_What you need to do_
Omitting all images, set down every line below exactly as it appears.
-------- Source data --------
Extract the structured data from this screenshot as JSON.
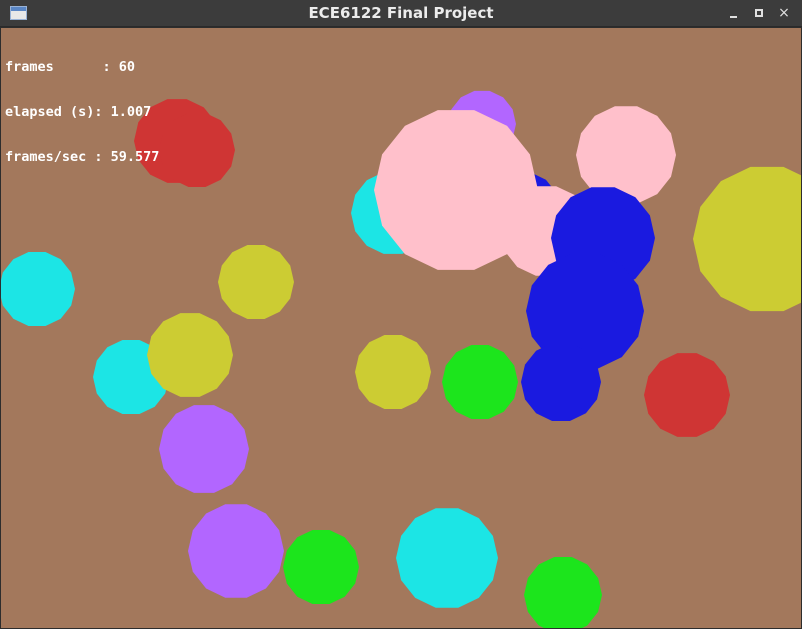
{
  "window": {
    "title": "ECE6122 Final Project",
    "minimize_glyph": "",
    "maximize_glyph": "",
    "close_glyph": "×"
  },
  "hud": {
    "frames": "frames      : 60",
    "elapsed": "elapsed (s): 1.007",
    "fps": "frames/sec : 59.577"
  },
  "colors": {
    "background": "#a3785c",
    "red": "#cf3534",
    "cyan": "#1ce5e5",
    "yellow": "#cccc33",
    "green": "#1ce51c",
    "purple": "#b266ff",
    "pink": "#ffc0cb",
    "blue": "#1a1ae0"
  },
  "scene": {
    "balls": [
      {
        "color": "red"
      },
      {
        "color": "red"
      },
      {
        "color": "purple"
      },
      {
        "color": "cyan"
      },
      {
        "color": "blue"
      },
      {
        "color": "pink"
      },
      {
        "color": "pink"
      },
      {
        "color": "pink"
      },
      {
        "color": "blue"
      },
      {
        "color": "blue"
      },
      {
        "color": "blue"
      },
      {
        "color": "yellow"
      },
      {
        "color": "cyan"
      },
      {
        "color": "yellow"
      },
      {
        "color": "cyan"
      },
      {
        "color": "yellow"
      },
      {
        "color": "yellow"
      },
      {
        "color": "green"
      },
      {
        "color": "red"
      },
      {
        "color": "purple"
      },
      {
        "color": "purple"
      },
      {
        "color": "green"
      },
      {
        "color": "cyan"
      },
      {
        "color": "green"
      }
    ]
  }
}
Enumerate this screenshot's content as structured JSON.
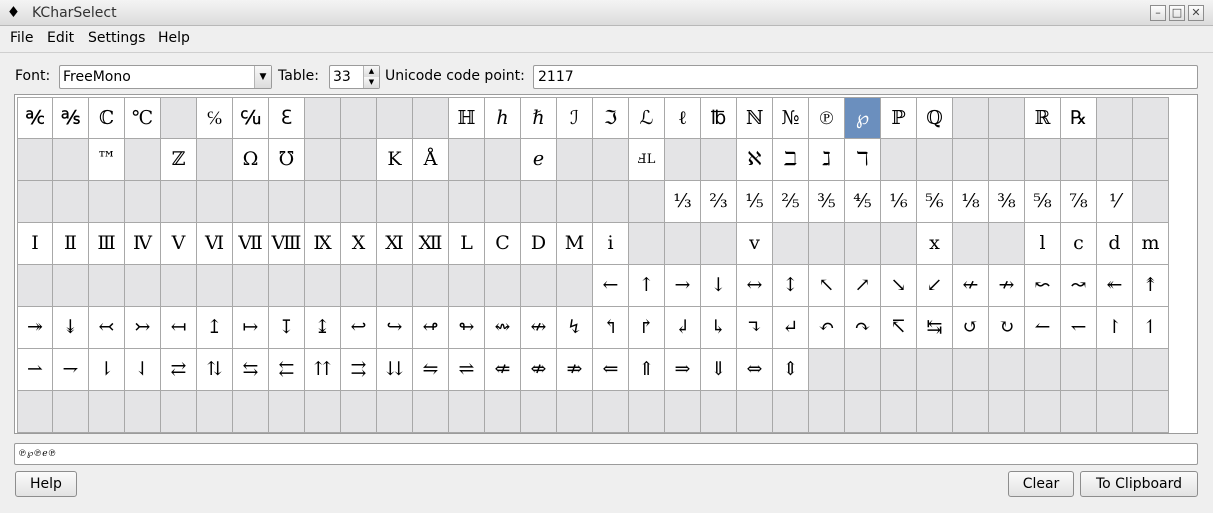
{
  "window": {
    "title": "KCharSelect",
    "minimize_glyph": "–",
    "maximize_glyph": "□",
    "close_glyph": "✕",
    "app_icon_glyph": "♦"
  },
  "menu": [
    "File",
    "Edit",
    "Settings",
    "Help"
  ],
  "font": {
    "label": "Font:",
    "value": "FreeMono"
  },
  "table": {
    "label": "Table:",
    "value": "33"
  },
  "unicode": {
    "label": "Unicode code point:",
    "value": "2117"
  },
  "grid": {
    "rows": [
      [
        "℀",
        "℁",
        "ℂ",
        "℃",
        "",
        "℅",
        "℆",
        "ℇ",
        "",
        "",
        "",
        "",
        "ℍ",
        "ℎ",
        "ℏ",
        "ℐ",
        "ℑ",
        "ℒ",
        "ℓ",
        "℔",
        "ℕ",
        "№",
        "℗",
        "℘",
        "ℙ",
        "ℚ",
        "",
        "",
        "ℝ",
        "℞",
        "",
        ""
      ],
      [
        "",
        "",
        "™",
        "",
        "ℤ",
        "",
        "Ω",
        "℧",
        "",
        "",
        "K",
        "Å",
        "",
        "",
        "ℯ",
        "",
        "",
        "ℲL",
        "",
        "",
        "ℵ",
        "ℶ",
        "ℷ",
        "ℸ",
        "",
        "",
        "",
        "",
        "",
        "",
        "",
        ""
      ],
      [
        "",
        "",
        "",
        "",
        "",
        "",
        "",
        "",
        "",
        "",
        "",
        "",
        "",
        "",
        "",
        "",
        "",
        "",
        "⅓",
        "⅔",
        "⅕",
        "⅖",
        "⅗",
        "⅘",
        "⅙",
        "⅚",
        "⅛",
        "⅜",
        "⅝",
        "⅞",
        "⅟",
        ""
      ],
      [
        "Ⅰ",
        "Ⅱ",
        "Ⅲ",
        "Ⅳ",
        "Ⅴ",
        "Ⅵ",
        "Ⅶ",
        "Ⅷ",
        "Ⅸ",
        "Ⅹ",
        "Ⅺ",
        "Ⅻ",
        "Ⅼ",
        "Ⅽ",
        "Ⅾ",
        "Ⅿ",
        "ⅰ",
        "",
        "",
        "",
        "ⅴ",
        "",
        "",
        "",
        "",
        "ⅹ",
        "",
        "",
        "ⅼ",
        "ⅽ",
        "ⅾ",
        "ⅿ"
      ],
      [
        "",
        "",
        "",
        "",
        "",
        "",
        "",
        "",
        "",
        "",
        "",
        "",
        "",
        "",
        "",
        "",
        "←",
        "↑",
        "→",
        "↓",
        "↔",
        "↕",
        "↖",
        "↗",
        "↘",
        "↙",
        "↚",
        "↛",
        "↜",
        "↝",
        "↞",
        "↟"
      ],
      [
        "↠",
        "↡",
        "↢",
        "↣",
        "↤",
        "↥",
        "↦",
        "↧",
        "↨",
        "↩",
        "↪",
        "↫",
        "↬",
        "↭",
        "↮",
        "↯",
        "↰",
        "↱",
        "↲",
        "↳",
        "↴",
        "↵",
        "↶",
        "↷",
        "↸",
        "↹",
        "↺",
        "↻",
        "↼",
        "↽",
        "↾",
        "↿"
      ],
      [
        "⇀",
        "⇁",
        "⇂",
        "⇃",
        "⇄",
        "⇅",
        "⇆",
        "⇇",
        "⇈",
        "⇉",
        "⇊",
        "⇋",
        "⇌",
        "⇍",
        "⇎",
        "⇏",
        "⇐",
        "⇑",
        "⇒",
        "⇓",
        "⇔",
        "⇕",
        "",
        "",
        "",
        "",
        "",
        "",
        "",
        "",
        "",
        ""
      ],
      [
        "",
        "",
        "",
        "",
        "",
        "",
        "",
        "",
        "",
        "",
        "",
        "",
        "",
        "",
        "",
        "",
        "",
        "",
        "",
        "",
        "",
        "",
        "",
        "",
        "",
        "",
        "",
        "",
        "",
        "",
        "",
        ""
      ]
    ],
    "selected": {
      "row": 0,
      "col": 23
    }
  },
  "preview_text": "℗℘℗ℯ℗",
  "buttons": {
    "help": "Help",
    "clear": "Clear",
    "clipboard": "To Clipboard"
  }
}
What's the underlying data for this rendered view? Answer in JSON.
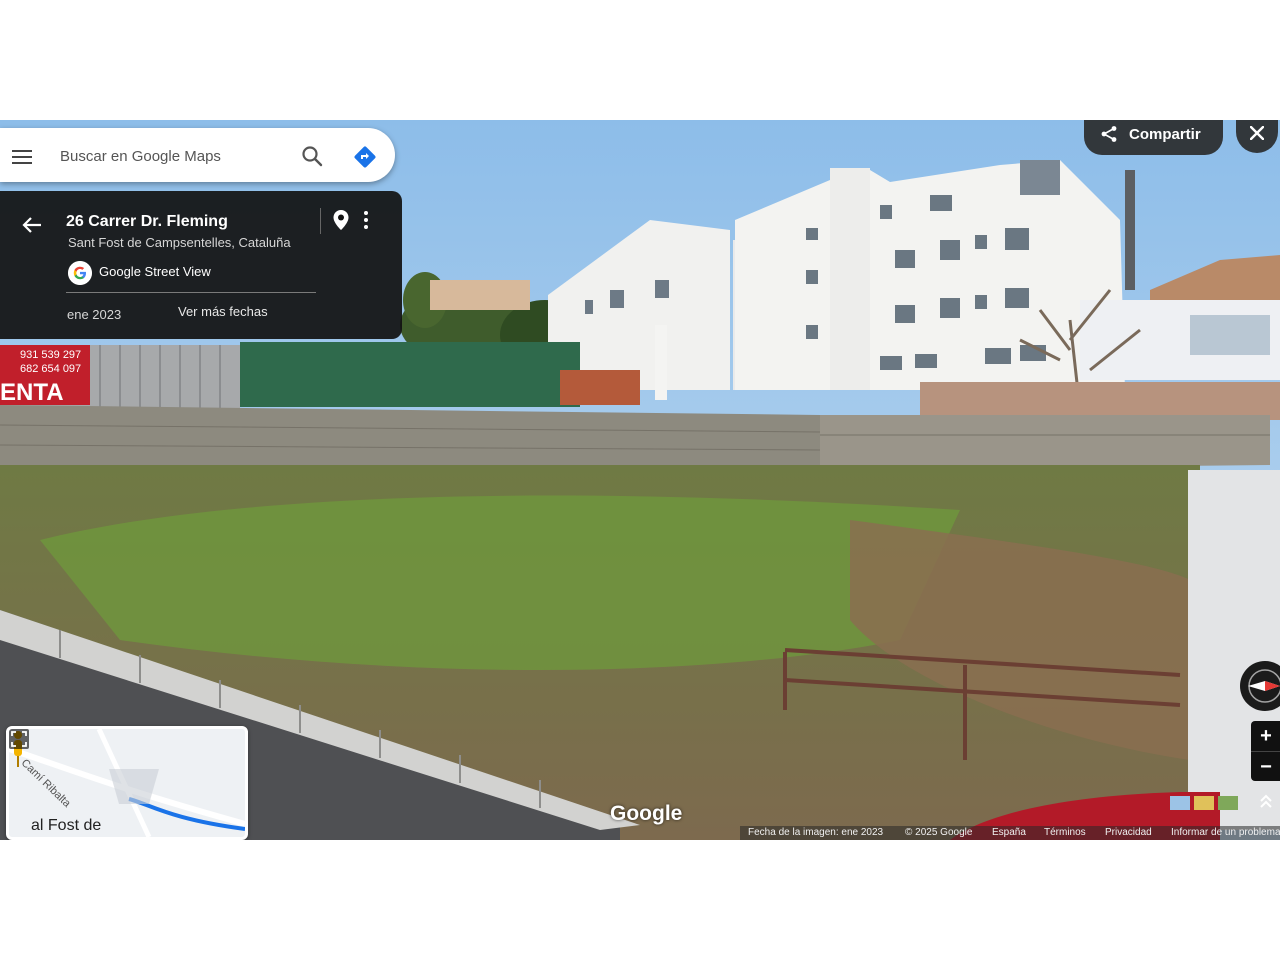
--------
_Answer for this exercise_
Extract the structured data from this screenshot as JSON.
{
  "window": {
    "title": "ECE6122 Final Project",
    "minimize_glyph": "",
    "maximize_glyph": "",
    "close_glyph": "×"
  },
  "hud": {
    "frames": "frames      : 60",
    "elapsed": "elapsed (s): 1.007",
    "fps": "frames/sec : 59.577"
  },
  "colors": {
    "background": "#a3785c",
    "red": "#cf3534",
    "cyan": "#1ce5e5",
    "yellow": "#cccc33",
    "green": "#1ce51c",
    "purple": "#b266ff",
    "pink": "#ffc0cb",
    "blue": "#1a1ae0"
  },
  "scene": {
    "balls": [
      {
        "color": "red"
      },
      {
        "color": "red"
      },
      {
        "color": "purple"
      },
      {
        "color": "cyan"
      },
      {
        "color": "blue"
      },
      {
        "color": "pink"
      },
      {
        "color": "pink"
      },
      {
        "color": "pink"
      },
      {
        "color": "blue"
      },
      {
        "color": "blue"
      },
      {
        "color": "blue"
      },
      {
        "color": "yellow"
      },
      {
        "color": "cyan"
      },
      {
        "color": "yellow"
      },
      {
        "color": "cyan"
      },
      {
        "color": "yellow"
      },
      {
        "color": "yellow"
      },
      {
        "color": "green"
      },
      {
        "color": "red"
      },
      {
        "color": "purple"
      },
      {
        "color": "purple"
      },
      {
        "color": "green"
      },
      {
        "color": "cyan"
      },
      {
        "color": "green"
      }
    ]
  }
}
Enumerate this screenshot's content as structured JSON.
{
  "window": {
    "title": "KCharSelect",
    "minimize_glyph": "–",
    "maximize_glyph": "□",
    "close_glyph": "✕",
    "app_icon_glyph": "♦"
  },
  "menu": [
    "File",
    "Edit",
    "Settings",
    "Help"
  ],
  "font": {
    "label": "Font:",
    "value": "FreeMono"
  },
  "table": {
    "label": "Table:",
    "value": "33"
  },
  "unicode": {
    "label": "Unicode code point:",
    "value": "2117"
  },
  "grid": {
    "rows": [
      [
        "℀",
        "℁",
        "ℂ",
        "℃",
        "",
        "℅",
        "℆",
        "ℇ",
        "",
        "",
        "",
        "",
        "ℍ",
        "ℎ",
        "ℏ",
        "ℐ",
        "ℑ",
        "ℒ",
        "ℓ",
        "℔",
        "ℕ",
        "№",
        "℗",
        "℘",
        "ℙ",
        "ℚ",
        "",
        "",
        "ℝ",
        "℞",
        "",
        ""
      ],
      [
        "",
        "",
        "™",
        "",
        "ℤ",
        "",
        "Ω",
        "℧",
        "",
        "",
        "K",
        "Å",
        "",
        "",
        "ℯ",
        "",
        "",
        "ℲL",
        "",
        "",
        "ℵ",
        "ℶ",
        "ℷ",
        "ℸ",
        "",
        "",
        "",
        "",
        "",
        "",
        "",
        ""
      ],
      [
        "",
        "",
        "",
        "",
        "",
        "",
        "",
        "",
        "",
        "",
        "",
        "",
        "",
        "",
        "",
        "",
        "",
        "",
        "⅓",
        "⅔",
        "⅕",
        "⅖",
        "⅗",
        "⅘",
        "⅙",
        "⅚",
        "⅛",
        "⅜",
        "⅝",
        "⅞",
        "⅟",
        ""
      ],
      [
        "Ⅰ",
        "Ⅱ",
        "Ⅲ",
        "Ⅳ",
        "Ⅴ",
        "Ⅵ",
        "Ⅶ",
        "Ⅷ",
        "Ⅸ",
        "Ⅹ",
        "Ⅺ",
        "Ⅻ",
        "Ⅼ",
        "Ⅽ",
        "Ⅾ",
        "Ⅿ",
        "ⅰ",
        "",
        "",
        "",
        "ⅴ",
        "",
        "",
        "",
        "",
        "ⅹ",
        "",
        "",
        "ⅼ",
        "ⅽ",
        "ⅾ",
        "ⅿ"
      ],
      [
        "",
        "",
        "",
        "",
        "",
        "",
        "",
        "",
        "",
        "",
        "",
        "",
        "",
        "",
        "",
        "",
        "←",
        "↑",
        "→",
        "↓",
        "↔",
        "↕",
        "↖",
        "↗",
        "↘",
        "↙",
        "↚",
        "↛",
        "↜",
        "↝",
        "↞",
        "↟"
      ],
      [
        "↠",
        "↡",
        "↢",
        "↣",
        "↤",
        "↥",
        "↦",
        "↧",
        "↨",
        "↩",
        "↪",
        "↫",
        "↬",
        "↭",
        "↮",
        "↯",
        "↰",
        "↱",
        "↲",
        "↳",
        "↴",
        "↵",
        "↶",
        "↷",
        "↸",
        "↹",
        "↺",
        "↻",
        "↼",
        "↽",
        "↾",
        "↿"
      ],
      [
        "⇀",
        "⇁",
        "⇂",
        "⇃",
        "⇄",
        "⇅",
        "⇆",
        "⇇",
        "⇈",
        "⇉",
        "⇊",
        "⇋",
        "⇌",
        "⇍",
        "⇎",
        "⇏",
        "⇐",
        "⇑",
        "⇒",
        "⇓",
        "⇔",
        "⇕",
        "",
        "",
        "",
        "",
        "",
        "",
        "",
        "",
        "",
        ""
      ],
      [
        "",
        "",
        "",
        "",
        "",
        "",
        "",
        "",
        "",
        "",
        "",
        "",
        "",
        "",
        "",
        "",
        "",
        "",
        "",
        "",
        "",
        "",
        "",
        "",
        "",
        "",
        "",
        "",
        "",
        "",
        "",
        ""
      ]
    ],
    "selected": {
      "row": 0,
      "col": 23
    }
  },
  "preview_text": "℗℘℗ℯ℗",
  "buttons": {
    "help": "Help",
    "clear": "Clear",
    "clipboard": "To Clipboard"
  }
}
What's the underlying data for this rendered view? Answer in JSON.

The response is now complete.